[TASK DATA]

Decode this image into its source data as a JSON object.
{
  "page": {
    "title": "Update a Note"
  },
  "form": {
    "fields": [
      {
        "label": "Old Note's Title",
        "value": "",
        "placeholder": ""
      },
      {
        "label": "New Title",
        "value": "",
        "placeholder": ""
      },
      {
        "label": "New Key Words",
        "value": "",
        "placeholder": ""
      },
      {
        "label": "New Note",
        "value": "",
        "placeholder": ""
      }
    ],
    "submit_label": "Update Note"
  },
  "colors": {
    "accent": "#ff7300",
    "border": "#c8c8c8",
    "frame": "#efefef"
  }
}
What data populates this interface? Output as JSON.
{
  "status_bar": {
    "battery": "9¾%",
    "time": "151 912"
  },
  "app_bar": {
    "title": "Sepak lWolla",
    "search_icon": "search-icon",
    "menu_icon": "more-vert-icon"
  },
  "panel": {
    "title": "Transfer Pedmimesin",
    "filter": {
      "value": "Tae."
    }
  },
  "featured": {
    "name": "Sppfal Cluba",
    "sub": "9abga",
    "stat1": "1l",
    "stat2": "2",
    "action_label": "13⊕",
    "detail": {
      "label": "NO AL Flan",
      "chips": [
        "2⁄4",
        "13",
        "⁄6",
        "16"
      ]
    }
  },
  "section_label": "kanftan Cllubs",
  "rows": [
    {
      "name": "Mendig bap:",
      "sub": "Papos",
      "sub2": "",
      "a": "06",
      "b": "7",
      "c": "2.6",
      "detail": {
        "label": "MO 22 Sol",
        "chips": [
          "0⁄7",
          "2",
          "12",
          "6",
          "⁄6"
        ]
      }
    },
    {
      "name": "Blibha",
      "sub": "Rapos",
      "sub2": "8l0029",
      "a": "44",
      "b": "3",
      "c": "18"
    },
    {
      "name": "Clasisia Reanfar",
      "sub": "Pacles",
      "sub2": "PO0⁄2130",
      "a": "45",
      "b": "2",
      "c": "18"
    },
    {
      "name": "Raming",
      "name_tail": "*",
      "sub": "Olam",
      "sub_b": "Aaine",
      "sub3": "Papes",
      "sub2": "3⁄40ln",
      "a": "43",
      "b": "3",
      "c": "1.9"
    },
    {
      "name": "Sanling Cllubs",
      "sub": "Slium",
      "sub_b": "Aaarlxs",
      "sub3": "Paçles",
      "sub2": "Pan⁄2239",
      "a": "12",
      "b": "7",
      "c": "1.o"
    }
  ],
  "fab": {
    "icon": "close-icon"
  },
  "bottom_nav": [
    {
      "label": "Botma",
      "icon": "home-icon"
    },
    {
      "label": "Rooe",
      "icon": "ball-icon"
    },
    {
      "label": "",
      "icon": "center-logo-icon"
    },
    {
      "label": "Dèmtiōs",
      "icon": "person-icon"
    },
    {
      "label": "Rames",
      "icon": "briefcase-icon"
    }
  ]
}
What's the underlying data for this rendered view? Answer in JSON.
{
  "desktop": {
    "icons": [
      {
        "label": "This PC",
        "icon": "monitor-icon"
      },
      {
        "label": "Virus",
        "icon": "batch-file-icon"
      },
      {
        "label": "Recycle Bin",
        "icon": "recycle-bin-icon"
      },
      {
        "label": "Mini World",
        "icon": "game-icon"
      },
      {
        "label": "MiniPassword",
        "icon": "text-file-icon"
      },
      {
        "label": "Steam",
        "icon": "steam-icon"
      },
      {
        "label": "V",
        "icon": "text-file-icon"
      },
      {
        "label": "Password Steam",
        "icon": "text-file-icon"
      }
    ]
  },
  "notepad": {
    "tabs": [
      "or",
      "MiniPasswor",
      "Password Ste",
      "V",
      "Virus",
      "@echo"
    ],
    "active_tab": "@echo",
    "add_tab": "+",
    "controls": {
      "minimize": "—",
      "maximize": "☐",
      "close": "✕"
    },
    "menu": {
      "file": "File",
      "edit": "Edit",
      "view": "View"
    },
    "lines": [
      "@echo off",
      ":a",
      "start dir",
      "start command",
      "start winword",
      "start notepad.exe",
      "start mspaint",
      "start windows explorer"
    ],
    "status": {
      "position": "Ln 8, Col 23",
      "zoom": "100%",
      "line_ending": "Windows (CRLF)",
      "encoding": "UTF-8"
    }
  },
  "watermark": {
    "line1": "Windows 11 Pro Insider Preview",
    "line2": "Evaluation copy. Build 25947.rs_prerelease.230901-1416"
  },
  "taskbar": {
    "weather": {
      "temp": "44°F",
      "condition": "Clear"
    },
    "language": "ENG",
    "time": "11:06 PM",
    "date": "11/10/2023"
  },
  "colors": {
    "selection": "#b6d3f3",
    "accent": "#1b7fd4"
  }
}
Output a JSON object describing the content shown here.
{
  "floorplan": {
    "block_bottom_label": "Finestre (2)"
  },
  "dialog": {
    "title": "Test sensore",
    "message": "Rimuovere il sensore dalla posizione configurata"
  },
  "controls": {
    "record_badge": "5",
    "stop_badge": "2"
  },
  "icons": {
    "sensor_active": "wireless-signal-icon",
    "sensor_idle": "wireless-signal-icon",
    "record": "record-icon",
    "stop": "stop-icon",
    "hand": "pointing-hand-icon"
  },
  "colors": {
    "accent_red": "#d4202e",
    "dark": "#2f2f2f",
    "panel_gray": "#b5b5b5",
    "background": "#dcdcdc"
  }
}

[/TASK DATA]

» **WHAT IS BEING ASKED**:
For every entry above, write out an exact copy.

» **EXERCISE SOLUTION**:
Decode this image into its source data as a JSON object.
{
  "page": {
    "title": "Update a Note"
  },
  "form": {
    "fields": [
      {
        "label": "Old Note's Title",
        "value": "",
        "placeholder": ""
      },
      {
        "label": "New Title",
        "value": "",
        "placeholder": ""
      },
      {
        "label": "New Key Words",
        "value": "",
        "placeholder": ""
      },
      {
        "label": "New Note",
        "value": "",
        "placeholder": ""
      }
    ],
    "submit_label": "Update Note"
  },
  "colors": {
    "accent": "#ff7300",
    "border": "#c8c8c8",
    "frame": "#efefef"
  }
}
What data populates this interface? Output as JSON.
{
  "status_bar": {
    "battery": "9¾%",
    "time": "151 912"
  },
  "app_bar": {
    "title": "Sepak lWolla",
    "search_icon": "search-icon",
    "menu_icon": "more-vert-icon"
  },
  "panel": {
    "title": "Transfer Pedmimesin",
    "filter": {
      "value": "Tae."
    }
  },
  "featured": {
    "name": "Sppfal Cluba",
    "sub": "9abga",
    "stat1": "1l",
    "stat2": "2",
    "action_label": "13⊕",
    "detail": {
      "label": "NO AL Flan",
      "chips": [
        "2⁄4",
        "13",
        "⁄6",
        "16"
      ]
    }
  },
  "section_label": "kanftan Cllubs",
  "rows": [
    {
      "name": "Mendig bap:",
      "sub": "Papos",
      "sub2": "",
      "a": "06",
      "b": "7",
      "c": "2.6",
      "detail": {
        "label": "MO 22 Sol",
        "chips": [
          "0⁄7",
          "2",
          "12",
          "6",
          "⁄6"
        ]
      }
    },
    {
      "name": "Blibha",
      "sub": "Rapos",
      "sub2": "8l0029",
      "a": "44",
      "b": "3",
      "c": "18"
    },
    {
      "name": "Clasisia Reanfar",
      "sub": "Pacles",
      "sub2": "PO0⁄2130",
      "a": "45",
      "b": "2",
      "c": "18"
    },
    {
      "name": "Raming",
      "name_tail": "*",
      "sub": "Olam",
      "sub_b": "Aaine",
      "sub3": "Papes",
      "sub2": "3⁄40ln",
      "a": "43",
      "b": "3",
      "c": "1.9"
    },
    {
      "name": "Sanling Cllubs",
      "sub": "Slium",
      "sub_b": "Aaarlxs",
      "sub3": "Paçles",
      "sub2": "Pan⁄2239",
      "a": "12",
      "b": "7",
      "c": "1.o"
    }
  ],
  "fab": {
    "icon": "close-icon"
  },
  "bottom_nav": [
    {
      "label": "Botma",
      "icon": "home-icon"
    },
    {
      "label": "Rooe",
      "icon": "ball-icon"
    },
    {
      "label": "",
      "icon": "center-logo-icon"
    },
    {
      "label": "Dèmtiōs",
      "icon": "person-icon"
    },
    {
      "label": "Rames",
      "icon": "briefcase-icon"
    }
  ]
}
What's the underlying data for this rendered view? Answer in JSON.
{
  "desktop": {
    "icons": [
      {
        "label": "This PC",
        "icon": "monitor-icon"
      },
      {
        "label": "Virus",
        "icon": "batch-file-icon"
      },
      {
        "label": "Recycle Bin",
        "icon": "recycle-bin-icon"
      },
      {
        "label": "Mini World",
        "icon": "game-icon"
      },
      {
        "label": "MiniPassword",
        "icon": "text-file-icon"
      },
      {
        "label": "Steam",
        "icon": "steam-icon"
      },
      {
        "label": "V",
        "icon": "text-file-icon"
      },
      {
        "label": "Password Steam",
        "icon": "text-file-icon"
      }
    ]
  },
  "notepad": {
    "tabs": [
      "or",
      "MiniPasswor",
      "Password Ste",
      "V",
      "Virus",
      "@echo"
    ],
    "active_tab": "@echo",
    "add_tab": "+",
    "controls": {
      "minimize": "—",
      "maximize": "☐",
      "close": "✕"
    },
    "menu": {
      "file": "File",
      "edit": "Edit",
      "view": "View"
    },
    "lines": [
      "@echo off",
      ":a",
      "start dir",
      "start command",
      "start winword",
      "start notepad.exe",
      "start mspaint",
      "start windows explorer"
    ],
    "status": {
      "position": "Ln 8, Col 23",
      "zoom": "100%",
      "line_ending": "Windows (CRLF)",
      "encoding": "UTF-8"
    }
  },
  "watermark": {
    "line1": "Windows 11 Pro Insider Preview",
    "line2": "Evaluation copy. Build 25947.rs_prerelease.230901-1416"
  },
  "taskbar": {
    "weather": {
      "temp": "44°F",
      "condition": "Clear"
    },
    "language": "ENG",
    "time": "11:06 PM",
    "date": "11/10/2023"
  },
  "colors": {
    "selection": "#b6d3f3",
    "accent": "#1b7fd4"
  }
}
Output a JSON object describing the content shown here.
{
  "floorplan": {
    "block_bottom_label": "Finestre (2)"
  },
  "dialog": {
    "title": "Test sensore",
    "message": "Rimuovere il sensore dalla posizione configurata"
  },
  "controls": {
    "record_badge": "5",
    "stop_badge": "2"
  },
  "icons": {
    "sensor_active": "wireless-signal-icon",
    "sensor_idle": "wireless-signal-icon",
    "record": "record-icon",
    "stop": "stop-icon",
    "hand": "pointing-hand-icon"
  },
  "colors": {
    "accent_red": "#d4202e",
    "dark": "#2f2f2f",
    "panel_gray": "#b5b5b5",
    "background": "#dcdcdc"
  }
}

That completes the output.